Sam Wall | News Editor
Tuesday, February 14th was a chilly day, with the sun easing towards the horizon by the 4pm start time for the Women’s Memorial March. The March occurs every year on Valentine’s Day to remember and seek justice for missing and murdered Indigenous women. This event is of particular importance in northern communities, as highway 16, also known as the Highway of Tears, runs through the dense forest where many Indigenous women have gone missing or been found murdered. This year, about 100 people were in attendance to pay their respects, and share their time with various speakers at the Courthouse. The event culminated in performances at the Prince George Native Friendship Centre, after a march from the Courthouse.
The event began with an opening prayer and welcome to the Lheidli T’enneh territory by Darlene Macintosh. The Master of Ceremonies, Ken Solonas, directed the speakers, the first of which was Angelique Levac. Levac runs a specialty shop downtown called Angelique’s Native Arts, where she sells Indigenous clothing, jewelry, and birch bark art. Levac spoke about her experiences with losing someone to the Highway of Tears, as she lost her sister. She reminded us that we must not give up the fight for justice for these women. Next to speak was Brenda Wilson, the Highway of Tears Coordinator for Carrier-Sekani Family Services, who spoke about losing her sister Ramona Wilson in 1994. Since then Wilson has been an activist against the growing toll the Highway of Tears has taken on Northern communities. Though it has been a long time, and a lot of work, Wilson is happy to see changes happening, such as the first bus between Smithers and Moricetown. Implementing a bus system along highway 16 was recommended at the Highway of Tears Symposium in 2006.
Terry Teegee, Tribal Chief of the CarrierSekani Tribal Council, also spoke about Ramona, as she was his cousin, and others he has lost. He emphasized the need for better legislation around violence against women and girls. Laura Nordin, Executive Director of Surpassing Our Survival (SOS), an organization that provides support for survivors of sexual violence, spoke of the changes she has seen over the years, and how inspired she is by everyone working together on this problem. Cindy West from the Elizabeth Fry Society emphasized the importance of continuing this work, especially around raising awareness of the issues. Dawn Hemingway from Northern Fire/Women North Network also emphasized similar tenets of raising awareness and working together. The final speaker, Sarah Boyd from the Northern Women’s Centre at UNBC discussed political activism and the possibility of creating a physical memorial for the Indigenous women who have gone missing or been murdered.

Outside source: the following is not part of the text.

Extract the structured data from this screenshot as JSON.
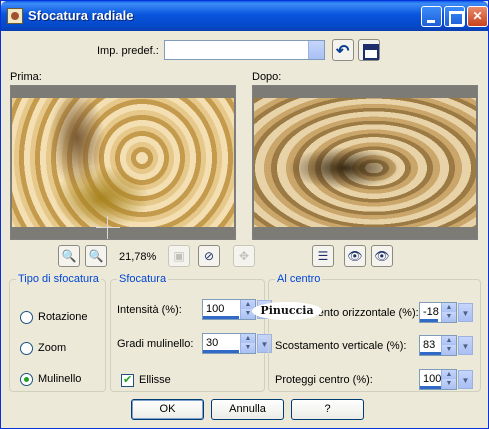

With the speeches complete, the Khast’an Drummers led the crowd in a march to the Prince George Native Friendship Centre. With most of the 100-person audience arriving in a small hall, there was a close and comfortable atmosphere as elders, children, and everyone in between shared refreshments. The evening was wonderful and inspiring as Kym Gouchie, backed up by the Khast’an Drummers, performed several powerful songs of loss, love, and community.
The Women’s Memorial March originally began in the Downtown Eastside of Vancouver in Coast Salish Territories. It was founded on February 14th, 1992, when a Coast Salish woman was found murdered on Powell Street. The March is now in its 27th year of honoring vulnerable women who have been lost to all types of violence.